Q2 earnings have been great, at least relative to massively revised down estimates. But the market's reaction has been a resounding "ho-hum".
Now that it's coming to a close, attention will focus even more on the macroeconomic side of things. And there's no possibility of upside surprises in this area except for artificial insemination by cenbanks. On the other hand, there is plenty of possibility for downside surprises, or at least expected downside pressure.
1. Housing, unemployment: same old same old, except it'll likely keep getting worse and worse.
2. Currency moves must have hurt Japanese and German exports over the past few months, while demand remains subdued everywhere.
3. Strange things are happening in Euroland, e.g., PIIGS sov CDS premium are shooting up again, Euribor is becoming obsolete and being replaced by collateralized lending (meaning rising distrust among banks). Same old same old, which is surprising in a way -- how many times can you kill the same beast? Of course, as many had said all along, the Euro problem has never been solved, only delayed.

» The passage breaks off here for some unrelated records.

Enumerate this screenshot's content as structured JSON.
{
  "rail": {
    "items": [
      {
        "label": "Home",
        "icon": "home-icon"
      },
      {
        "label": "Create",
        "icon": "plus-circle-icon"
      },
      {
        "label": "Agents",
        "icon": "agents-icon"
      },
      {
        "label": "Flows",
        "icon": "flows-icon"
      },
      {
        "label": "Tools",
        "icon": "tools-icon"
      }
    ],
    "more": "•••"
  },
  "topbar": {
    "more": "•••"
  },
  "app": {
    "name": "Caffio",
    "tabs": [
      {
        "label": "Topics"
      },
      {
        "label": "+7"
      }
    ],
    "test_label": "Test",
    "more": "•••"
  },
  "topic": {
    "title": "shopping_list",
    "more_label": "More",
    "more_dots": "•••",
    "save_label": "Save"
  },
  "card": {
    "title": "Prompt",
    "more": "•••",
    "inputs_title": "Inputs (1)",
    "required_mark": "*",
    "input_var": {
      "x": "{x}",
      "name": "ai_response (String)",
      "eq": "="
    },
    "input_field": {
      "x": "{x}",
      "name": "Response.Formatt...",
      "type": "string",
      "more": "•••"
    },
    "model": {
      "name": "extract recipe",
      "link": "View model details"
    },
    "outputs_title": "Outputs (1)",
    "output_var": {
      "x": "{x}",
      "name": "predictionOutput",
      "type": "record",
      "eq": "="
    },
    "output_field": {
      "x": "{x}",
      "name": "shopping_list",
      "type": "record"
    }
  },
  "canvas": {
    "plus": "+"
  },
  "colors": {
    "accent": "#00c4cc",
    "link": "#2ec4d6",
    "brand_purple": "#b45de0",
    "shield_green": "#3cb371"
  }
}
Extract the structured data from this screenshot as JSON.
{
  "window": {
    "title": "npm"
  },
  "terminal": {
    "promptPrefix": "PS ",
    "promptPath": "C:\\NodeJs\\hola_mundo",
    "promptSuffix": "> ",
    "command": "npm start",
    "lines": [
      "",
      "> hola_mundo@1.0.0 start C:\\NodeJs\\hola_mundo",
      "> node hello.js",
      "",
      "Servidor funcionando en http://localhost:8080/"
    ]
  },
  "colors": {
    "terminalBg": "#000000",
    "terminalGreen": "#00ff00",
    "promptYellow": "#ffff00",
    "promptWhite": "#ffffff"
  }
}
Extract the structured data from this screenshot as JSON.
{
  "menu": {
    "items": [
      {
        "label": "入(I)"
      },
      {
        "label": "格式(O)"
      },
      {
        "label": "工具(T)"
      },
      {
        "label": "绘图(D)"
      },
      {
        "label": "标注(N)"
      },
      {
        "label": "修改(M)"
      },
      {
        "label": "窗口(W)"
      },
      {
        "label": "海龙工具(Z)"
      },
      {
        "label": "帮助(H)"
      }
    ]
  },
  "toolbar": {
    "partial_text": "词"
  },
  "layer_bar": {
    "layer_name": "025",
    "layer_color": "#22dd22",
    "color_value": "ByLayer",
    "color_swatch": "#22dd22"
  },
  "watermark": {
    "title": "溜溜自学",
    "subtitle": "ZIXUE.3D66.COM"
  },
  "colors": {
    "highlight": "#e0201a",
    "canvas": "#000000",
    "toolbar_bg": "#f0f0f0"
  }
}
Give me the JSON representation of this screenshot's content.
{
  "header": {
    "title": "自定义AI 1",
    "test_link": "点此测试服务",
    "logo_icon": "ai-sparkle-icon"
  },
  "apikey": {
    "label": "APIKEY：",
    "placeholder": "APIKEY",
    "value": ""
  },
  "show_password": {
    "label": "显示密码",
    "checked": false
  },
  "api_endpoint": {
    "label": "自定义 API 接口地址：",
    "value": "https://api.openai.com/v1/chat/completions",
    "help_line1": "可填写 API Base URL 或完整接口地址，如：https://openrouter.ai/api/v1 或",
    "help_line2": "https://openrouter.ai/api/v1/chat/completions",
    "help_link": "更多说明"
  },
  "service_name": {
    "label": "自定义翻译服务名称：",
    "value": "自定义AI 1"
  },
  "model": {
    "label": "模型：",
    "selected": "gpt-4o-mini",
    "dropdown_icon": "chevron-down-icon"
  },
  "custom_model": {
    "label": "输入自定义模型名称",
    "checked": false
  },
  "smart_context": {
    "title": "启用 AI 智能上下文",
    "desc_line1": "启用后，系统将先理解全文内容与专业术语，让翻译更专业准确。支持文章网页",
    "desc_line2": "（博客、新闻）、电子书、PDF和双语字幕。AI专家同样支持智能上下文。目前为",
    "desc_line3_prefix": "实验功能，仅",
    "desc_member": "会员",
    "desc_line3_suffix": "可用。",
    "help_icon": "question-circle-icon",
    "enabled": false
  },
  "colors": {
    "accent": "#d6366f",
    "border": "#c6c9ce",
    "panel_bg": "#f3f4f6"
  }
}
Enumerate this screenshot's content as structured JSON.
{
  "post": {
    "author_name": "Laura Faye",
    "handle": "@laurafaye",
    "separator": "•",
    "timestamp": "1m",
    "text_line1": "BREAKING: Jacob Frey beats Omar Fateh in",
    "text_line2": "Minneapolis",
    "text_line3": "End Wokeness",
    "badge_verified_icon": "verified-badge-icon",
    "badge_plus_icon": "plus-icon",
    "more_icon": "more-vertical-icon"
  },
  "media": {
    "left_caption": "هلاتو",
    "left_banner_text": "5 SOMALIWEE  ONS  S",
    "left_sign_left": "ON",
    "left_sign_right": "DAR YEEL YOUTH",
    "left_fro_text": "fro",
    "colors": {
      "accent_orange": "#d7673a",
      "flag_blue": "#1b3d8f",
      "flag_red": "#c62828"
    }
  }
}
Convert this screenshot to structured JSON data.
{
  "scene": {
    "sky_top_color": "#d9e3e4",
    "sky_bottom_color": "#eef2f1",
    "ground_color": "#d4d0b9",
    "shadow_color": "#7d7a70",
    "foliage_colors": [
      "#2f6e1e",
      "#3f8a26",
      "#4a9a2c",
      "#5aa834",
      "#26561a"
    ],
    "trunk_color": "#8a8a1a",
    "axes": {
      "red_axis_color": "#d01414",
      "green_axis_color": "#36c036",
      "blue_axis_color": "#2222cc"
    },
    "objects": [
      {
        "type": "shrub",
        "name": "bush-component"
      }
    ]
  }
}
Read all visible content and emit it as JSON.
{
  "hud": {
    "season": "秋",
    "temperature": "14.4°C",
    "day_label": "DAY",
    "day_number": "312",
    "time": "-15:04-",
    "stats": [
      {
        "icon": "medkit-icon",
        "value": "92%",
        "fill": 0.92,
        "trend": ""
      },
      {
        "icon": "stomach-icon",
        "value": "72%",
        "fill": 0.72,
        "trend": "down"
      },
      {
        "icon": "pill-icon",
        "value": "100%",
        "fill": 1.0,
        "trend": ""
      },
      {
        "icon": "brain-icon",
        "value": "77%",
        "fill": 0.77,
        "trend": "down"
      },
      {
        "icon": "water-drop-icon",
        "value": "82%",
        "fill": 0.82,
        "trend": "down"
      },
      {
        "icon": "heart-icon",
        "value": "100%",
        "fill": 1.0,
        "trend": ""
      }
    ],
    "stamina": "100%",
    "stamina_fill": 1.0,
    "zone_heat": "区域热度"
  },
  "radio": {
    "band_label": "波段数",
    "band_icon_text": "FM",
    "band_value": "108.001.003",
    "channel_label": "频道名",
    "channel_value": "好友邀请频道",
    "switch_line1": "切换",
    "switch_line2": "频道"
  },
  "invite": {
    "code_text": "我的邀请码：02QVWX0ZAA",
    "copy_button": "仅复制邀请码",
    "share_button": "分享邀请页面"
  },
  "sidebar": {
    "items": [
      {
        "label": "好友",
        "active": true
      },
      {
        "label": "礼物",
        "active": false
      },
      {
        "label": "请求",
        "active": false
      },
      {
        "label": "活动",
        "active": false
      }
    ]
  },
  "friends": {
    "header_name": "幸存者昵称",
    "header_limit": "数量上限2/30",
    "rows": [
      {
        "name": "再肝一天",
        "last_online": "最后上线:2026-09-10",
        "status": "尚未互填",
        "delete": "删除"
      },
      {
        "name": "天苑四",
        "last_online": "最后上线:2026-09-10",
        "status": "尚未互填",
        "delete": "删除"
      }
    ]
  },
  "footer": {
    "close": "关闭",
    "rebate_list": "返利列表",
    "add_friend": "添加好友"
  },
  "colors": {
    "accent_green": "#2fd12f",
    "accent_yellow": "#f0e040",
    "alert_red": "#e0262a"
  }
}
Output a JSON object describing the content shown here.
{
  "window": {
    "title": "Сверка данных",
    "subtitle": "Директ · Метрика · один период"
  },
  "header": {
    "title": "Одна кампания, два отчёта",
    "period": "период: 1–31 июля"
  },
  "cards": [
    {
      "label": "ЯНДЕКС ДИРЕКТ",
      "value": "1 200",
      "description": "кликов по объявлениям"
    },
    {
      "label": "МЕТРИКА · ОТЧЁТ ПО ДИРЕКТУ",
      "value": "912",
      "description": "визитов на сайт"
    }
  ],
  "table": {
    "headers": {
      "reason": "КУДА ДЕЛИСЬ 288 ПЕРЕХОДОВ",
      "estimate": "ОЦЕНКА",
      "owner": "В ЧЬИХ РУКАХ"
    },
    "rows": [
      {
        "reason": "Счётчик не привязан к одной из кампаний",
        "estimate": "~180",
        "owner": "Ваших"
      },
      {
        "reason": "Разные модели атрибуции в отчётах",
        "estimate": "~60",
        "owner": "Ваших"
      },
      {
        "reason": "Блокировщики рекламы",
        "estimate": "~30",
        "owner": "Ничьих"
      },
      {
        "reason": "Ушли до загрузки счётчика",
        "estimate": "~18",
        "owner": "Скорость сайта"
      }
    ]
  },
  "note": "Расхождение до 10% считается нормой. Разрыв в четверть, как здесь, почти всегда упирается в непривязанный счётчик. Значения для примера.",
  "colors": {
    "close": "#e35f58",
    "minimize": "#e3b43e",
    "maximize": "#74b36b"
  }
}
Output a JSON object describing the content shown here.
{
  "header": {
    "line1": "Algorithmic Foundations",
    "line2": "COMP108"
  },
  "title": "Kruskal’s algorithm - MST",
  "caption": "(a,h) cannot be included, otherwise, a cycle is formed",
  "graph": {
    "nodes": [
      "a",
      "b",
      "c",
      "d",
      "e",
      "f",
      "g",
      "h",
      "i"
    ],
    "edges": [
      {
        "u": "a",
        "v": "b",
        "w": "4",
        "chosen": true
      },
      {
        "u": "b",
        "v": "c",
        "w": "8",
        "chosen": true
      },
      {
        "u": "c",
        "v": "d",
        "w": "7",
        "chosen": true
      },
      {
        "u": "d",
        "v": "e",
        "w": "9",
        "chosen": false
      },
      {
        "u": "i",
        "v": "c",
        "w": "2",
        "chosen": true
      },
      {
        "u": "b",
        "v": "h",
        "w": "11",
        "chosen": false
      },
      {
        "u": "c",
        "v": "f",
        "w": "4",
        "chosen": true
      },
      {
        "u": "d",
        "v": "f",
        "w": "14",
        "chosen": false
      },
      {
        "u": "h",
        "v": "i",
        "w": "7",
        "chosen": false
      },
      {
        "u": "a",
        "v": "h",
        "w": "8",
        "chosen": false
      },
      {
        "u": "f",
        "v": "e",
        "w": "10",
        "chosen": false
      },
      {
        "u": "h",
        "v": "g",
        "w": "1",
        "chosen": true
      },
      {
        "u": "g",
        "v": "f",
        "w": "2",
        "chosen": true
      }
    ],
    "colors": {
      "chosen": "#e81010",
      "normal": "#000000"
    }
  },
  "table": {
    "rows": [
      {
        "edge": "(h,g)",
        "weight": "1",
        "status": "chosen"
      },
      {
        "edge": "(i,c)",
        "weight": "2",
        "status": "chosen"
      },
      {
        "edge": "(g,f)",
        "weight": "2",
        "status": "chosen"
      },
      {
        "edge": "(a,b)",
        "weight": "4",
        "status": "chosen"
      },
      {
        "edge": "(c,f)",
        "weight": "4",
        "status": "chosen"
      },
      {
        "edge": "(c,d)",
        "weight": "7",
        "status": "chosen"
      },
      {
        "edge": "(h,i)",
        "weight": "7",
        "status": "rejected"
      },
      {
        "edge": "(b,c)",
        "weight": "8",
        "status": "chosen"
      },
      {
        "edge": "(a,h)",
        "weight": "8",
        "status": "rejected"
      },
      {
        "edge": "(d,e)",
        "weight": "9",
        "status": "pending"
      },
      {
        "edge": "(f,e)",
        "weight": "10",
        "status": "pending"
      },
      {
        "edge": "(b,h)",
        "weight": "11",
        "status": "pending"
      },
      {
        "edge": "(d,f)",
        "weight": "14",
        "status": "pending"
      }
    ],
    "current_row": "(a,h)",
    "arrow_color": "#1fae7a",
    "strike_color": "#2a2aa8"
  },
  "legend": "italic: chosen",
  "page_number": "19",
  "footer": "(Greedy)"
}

4. Strange things are happening in the US, mostly related to various kinds of bonds or other fixed income markets, e.g., corporates have lower yield than treasuries, swap rates lower than treasuries, treasuries curve got all twisted and kinky as Fed sticks it in here and there, bond buyers begging big corporations to sell them the some bonds. These are all caused, directly or indirectly, by the Fed's artificial insemination. I don't know what all this weirdness will amount to in the end. But they're worrying to say the least.
5. Despite various streams of government free money, TBTFs are getting squeezed on many fronts, slowly but surely. Trading, M&A, private equity -- everything is slowly slowing down. Regulatory reform is slowly ramping up as implementation proceeds, even if at a glacial pace and in very watered-down forms. It's just not the same-old, same-old again for TBTFs. At some point it'll snap, somewhere.
6. The pink elephants of Fannie (FNMA.OB) and Freddie (FMCC.OB) are dragged to the spotlight. There is no pleasant solution except ignoring it, which is getting harder and harder to do. This is perhaps the biggest source for potential surprises in the near term, and I have tremendous difficulty imagining good surprises here.
I'm not calling for imminent correction as I did in early May, because I don't see specific trigger events yet, only potential ones. But the risk is heavily biased toward the downside. If you insist on long equities, at least be paranoid about it.
Disclosure: Long puts on SPY